--- Exercise description ---
Where an entry below contains an image, skip the image and reproduce the rest exactly.

--- Records for the exercise ---
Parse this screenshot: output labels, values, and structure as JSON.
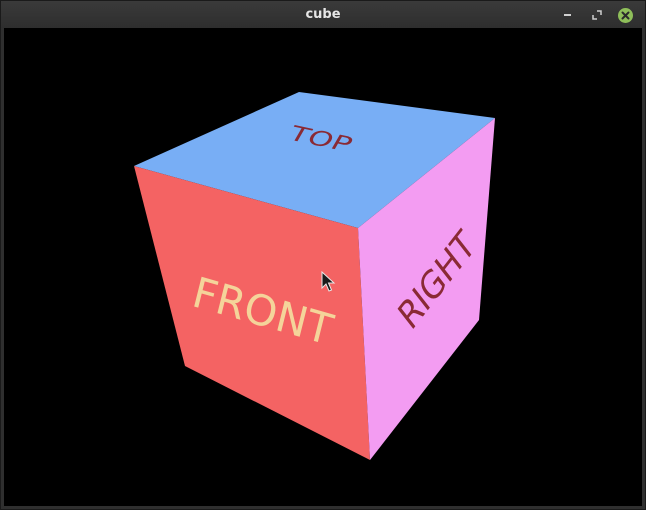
{
  "window": {
    "title": "cube"
  },
  "scene": {
    "faces": {
      "top": {
        "label": "TOP",
        "color": "#78aef5",
        "text_color": "#8a2a35"
      },
      "front": {
        "label": "FRONT",
        "color": "#f46363",
        "text_color": "#f4d49a"
      },
      "right": {
        "label": "RIGHT",
        "color": "#f39cf2",
        "text_color": "#8a2a35"
      }
    },
    "background_color": "#000000"
  },
  "icons": {
    "minimize": "minimize-icon",
    "maximize": "maximize-icon",
    "close": "close-icon",
    "cursor": "mouse-pointer-icon"
  }
}
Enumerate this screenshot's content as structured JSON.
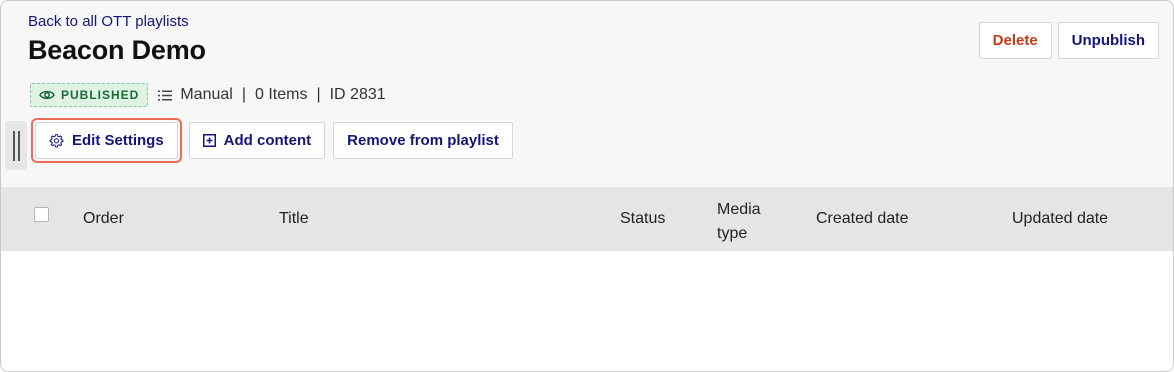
{
  "header": {
    "back_link": "Back to all OTT playlists",
    "title": "Beacon Demo",
    "delete_label": "Delete",
    "unpublish_label": "Unpublish"
  },
  "meta": {
    "status_badge": "PUBLISHED",
    "mode": "Manual",
    "separator": "|",
    "items": "0 Items",
    "id": "ID 2831"
  },
  "toolbar": {
    "edit_settings": "Edit Settings",
    "add_content": "Add content",
    "remove_from_playlist": "Remove from playlist"
  },
  "table": {
    "columns": {
      "order": "Order",
      "title": "Title",
      "status": "Status",
      "media_type": "Media type",
      "created_date": "Created date",
      "updated_date": "Updated date"
    }
  },
  "icons": {
    "status": "eye-icon",
    "mode": "list-icon",
    "edit_settings": "gear-icon",
    "add_content": "plus-square-icon",
    "panel_toggle": "drag-handle-icon"
  },
  "colors": {
    "link": "#14147a",
    "delete": "#c23b14",
    "published_bg": "#dff2e4",
    "published_text": "#1a6b3a",
    "highlight": "#ee6a5a",
    "header_bg": "#f7f7f7",
    "table_head_bg": "#e5e5e5"
  }
}
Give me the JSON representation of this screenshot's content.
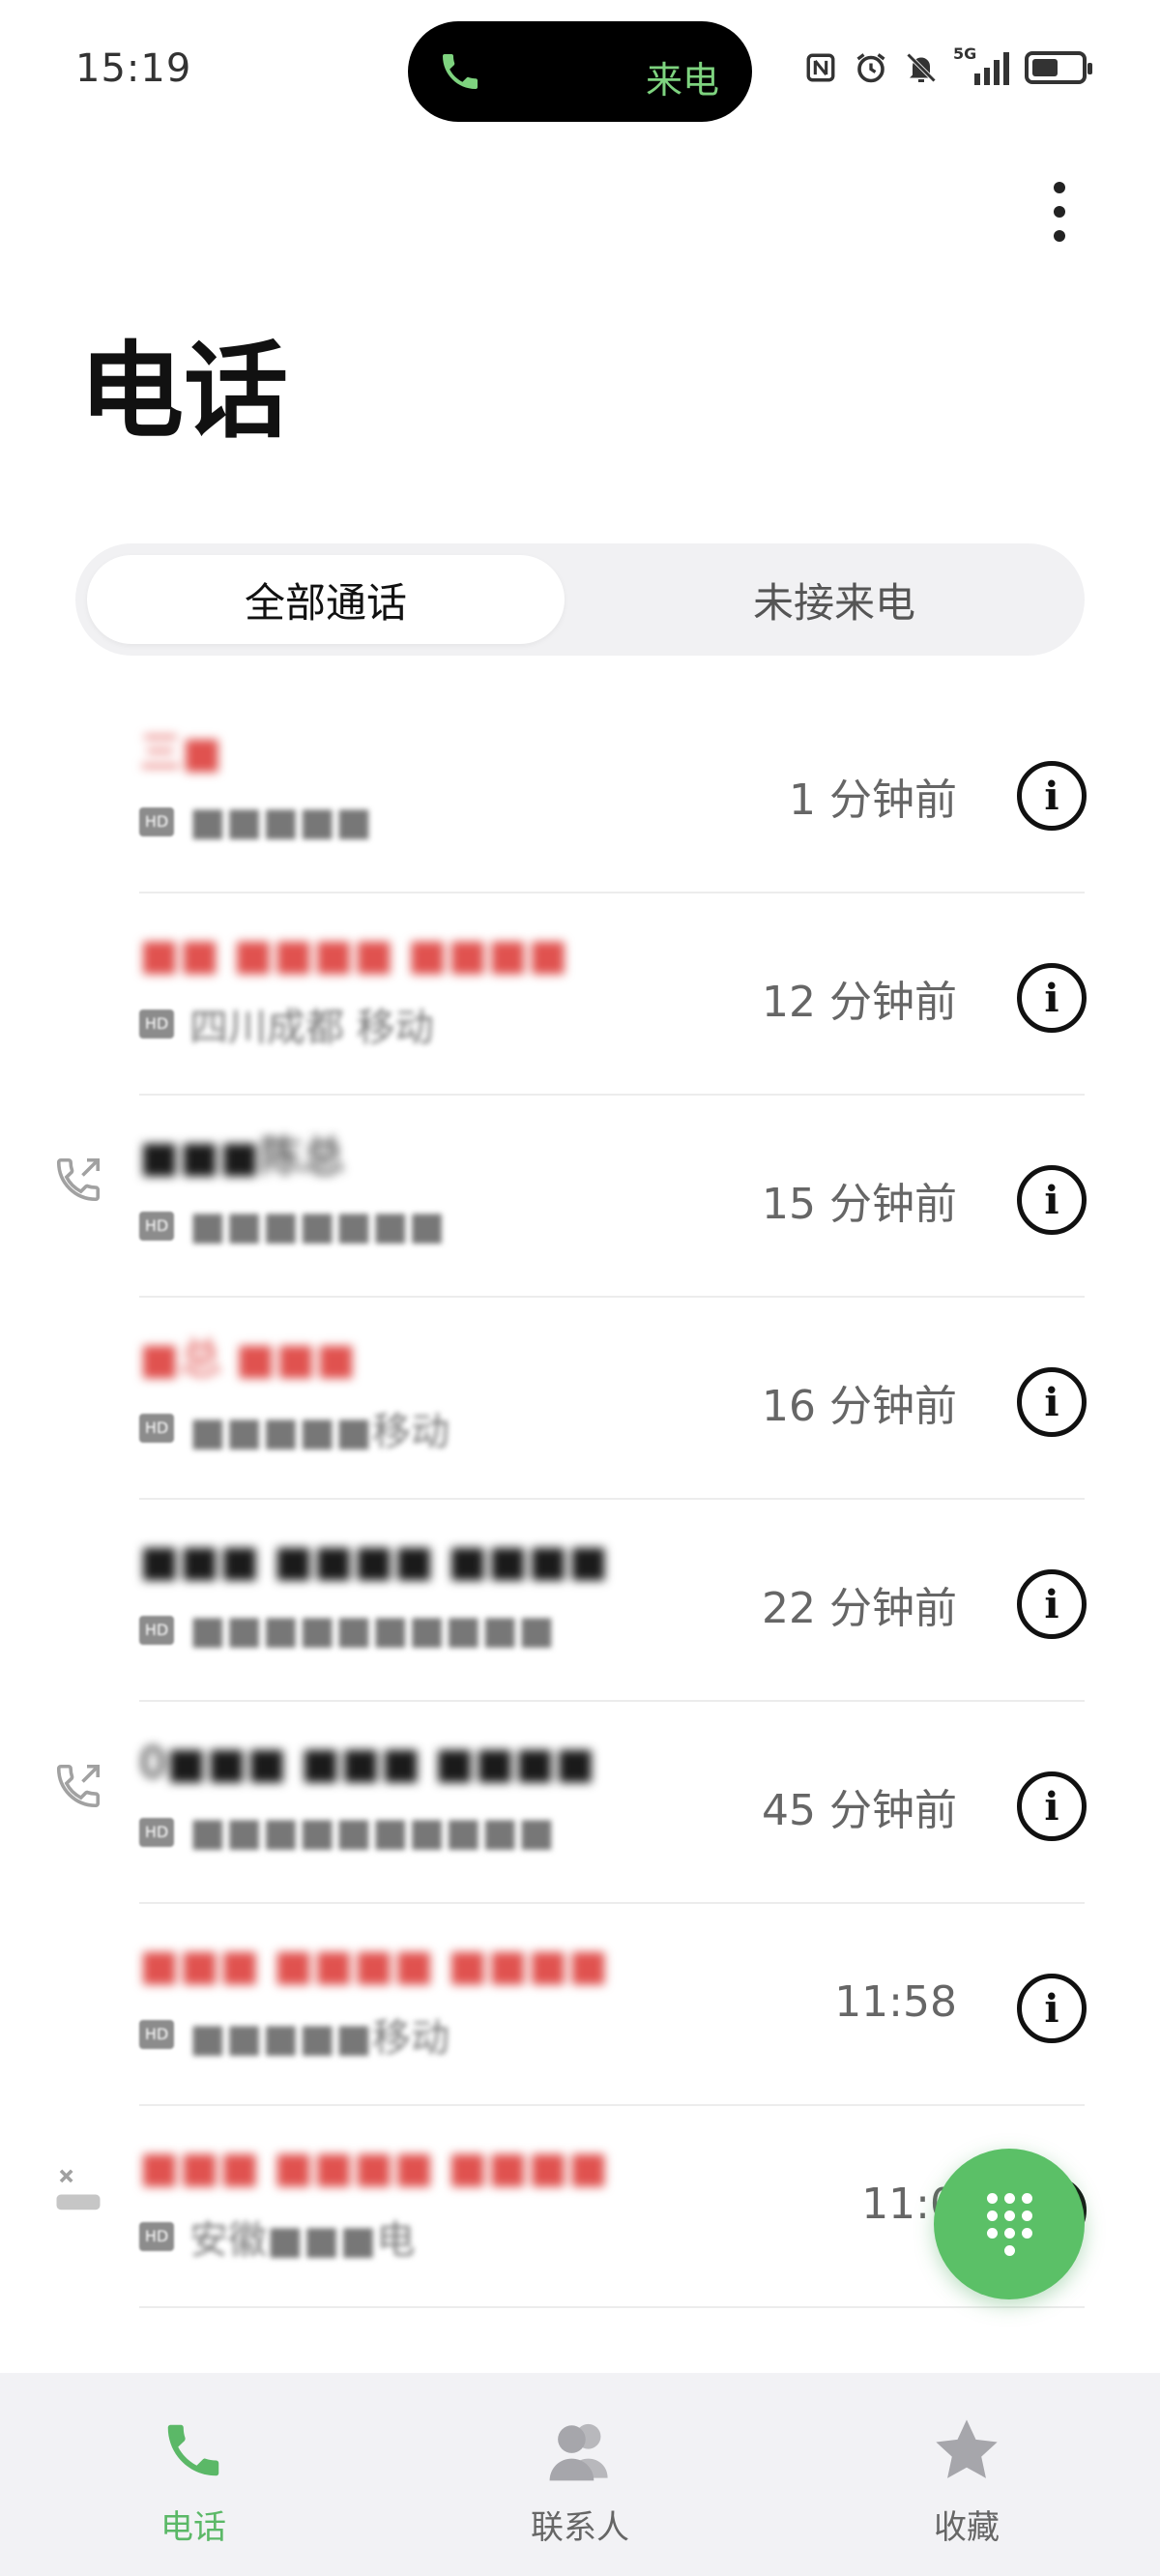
{
  "status_bar": {
    "time": "15:19",
    "call_pill_label": "来电",
    "network": "5G"
  },
  "page": {
    "title": "电话"
  },
  "tabs": [
    {
      "label": "全部通话",
      "active": true
    },
    {
      "label": "未接来电",
      "active": false
    }
  ],
  "calls": [
    {
      "name": "三■",
      "missed": true,
      "location": "■■■■■",
      "time": "1 分钟前",
      "icon": ""
    },
    {
      "name": "■■ ■■■■ ■■■■",
      "missed": true,
      "location": "四川成都 移动",
      "time": "12 分钟前",
      "icon": ""
    },
    {
      "name": "■■■陈总",
      "missed": false,
      "location": "■■■■■■■",
      "time": "15 分钟前",
      "icon": "outgoing-call-icon"
    },
    {
      "name": "■总 ■■■",
      "missed": true,
      "location": "■■■■■移动",
      "time": "16 分钟前",
      "icon": ""
    },
    {
      "name": "■■■ ■■■■ ■■■■",
      "missed": false,
      "location": "■■■■■■■■■■",
      "time": "22 分钟前",
      "icon": ""
    },
    {
      "name": "0■■■ ■■■ ■■■■",
      "missed": false,
      "location": "■■■■■■■■■■",
      "time": "45 分钟前",
      "icon": "outgoing-call-icon"
    },
    {
      "name": "■■■ ■■■■ ■■■■",
      "missed": true,
      "location": "■■■■■移动",
      "time": "11:58",
      "icon": ""
    },
    {
      "name": "■■■ ■■■■ ■■■■",
      "missed": true,
      "location": "安徽■■■电",
      "time": "11:0",
      "icon": "rejected-call-icon"
    }
  ],
  "bottom_nav": [
    {
      "label": "电话",
      "icon": "phone-icon",
      "active": true
    },
    {
      "label": "联系人",
      "icon": "contacts-icon",
      "active": false
    },
    {
      "label": "收藏",
      "icon": "star-icon",
      "active": false
    }
  ],
  "colors": {
    "accent": "#5bc067",
    "missed": "#e0524f",
    "nav_bg": "#f2f2f5"
  }
}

--- Solution to this problem ---
Parse this screenshot: output labels, values, and structure as JSON.
{
  "window": {
    "title": "cube"
  },
  "scene": {
    "faces": {
      "top": {
        "label": "TOP",
        "color": "#78aef5",
        "text_color": "#8a2a35"
      },
      "front": {
        "label": "FRONT",
        "color": "#f46363",
        "text_color": "#f4d49a"
      },
      "right": {
        "label": "RIGHT",
        "color": "#f39cf2",
        "text_color": "#8a2a35"
      }
    },
    "background_color": "#000000"
  },
  "icons": {
    "minimize": "minimize-icon",
    "maximize": "maximize-icon",
    "close": "close-icon",
    "cursor": "mouse-pointer-icon"
  }
}
Enumerate this screenshot's content as structured JSON.
{
  "header": {
    "back_link": "Back to all OTT playlists",
    "title": "Beacon Demo",
    "delete_label": "Delete",
    "unpublish_label": "Unpublish"
  },
  "meta": {
    "status_badge": "PUBLISHED",
    "mode": "Manual",
    "separator": "|",
    "items": "0 Items",
    "id": "ID 2831"
  },
  "toolbar": {
    "edit_settings": "Edit Settings",
    "add_content": "Add content",
    "remove_from_playlist": "Remove from playlist"
  },
  "table": {
    "columns": {
      "order": "Order",
      "title": "Title",
      "status": "Status",
      "media_type": "Media type",
      "created_date": "Created date",
      "updated_date": "Updated date"
    }
  },
  "icons": {
    "status": "eye-icon",
    "mode": "list-icon",
    "edit_settings": "gear-icon",
    "add_content": "plus-square-icon",
    "panel_toggle": "drag-handle-icon"
  },
  "colors": {
    "link": "#14147a",
    "delete": "#c23b14",
    "published_bg": "#dff2e4",
    "published_text": "#1a6b3a",
    "highlight": "#ee6a5a",
    "header_bg": "#f7f7f7",
    "table_head_bg": "#e5e5e5"
  }
}
Give me the JSON representation of this screenshot's content.
{
  "status_bar": {
    "time": "15:19",
    "call_pill_label": "来电",
    "network": "5G"
  },
  "page": {
    "title": "电话"
  },
  "tabs": [
    {
      "label": "全部通话",
      "active": true
    },
    {
      "label": "未接来电",
      "active": false
    }
  ],
  "calls": [
    {
      "name": "三■",
      "missed": true,
      "location": "■■■■■",
      "time": "1 分钟前",
      "icon": ""
    },
    {
      "name": "■■ ■■■■ ■■■■",
      "missed": true,
      "location": "四川成都 移动",
      "time": "12 分钟前",
      "icon": ""
    },
    {
      "name": "■■■陈总",
      "missed": false,
      "location": "■■■■■■■",
      "time": "15 分钟前",
      "icon": "outgoing-call-icon"
    },
    {
      "name": "■总 ■■■",
      "missed": true,
      "location": "■■■■■移动",
      "time": "16 分钟前",
      "icon": ""
    },
    {
      "name": "■■■ ■■■■ ■■■■",
      "missed": false,
      "location": "■■■■■■■■■■",
      "time": "22 分钟前",
      "icon": ""
    },
    {
      "name": "0■■■ ■■■ ■■■■",
      "missed": false,
      "location": "■■■■■■■■■■",
      "time": "45 分钟前",
      "icon": "outgoing-call-icon"
    },
    {
      "name": "■■■ ■■■■ ■■■■",
      "missed": true,
      "location": "■■■■■移动",
      "time": "11:58",
      "icon": ""
    },
    {
      "name": "■■■ ■■■■ ■■■■",
      "missed": true,
      "location": "安徽■■■电",
      "time": "11:0",
      "icon": "rejected-call-icon"
    }
  ],
  "bottom_nav": [
    {
      "label": "电话",
      "icon": "phone-icon",
      "active": true
    },
    {
      "label": "联系人",
      "icon": "contacts-icon",
      "active": false
    },
    {
      "label": "收藏",
      "icon": "star-icon",
      "active": false
    }
  ],
  "colors": {
    "accent": "#5bc067",
    "missed": "#e0524f",
    "nav_bg": "#f2f2f5"
  }
}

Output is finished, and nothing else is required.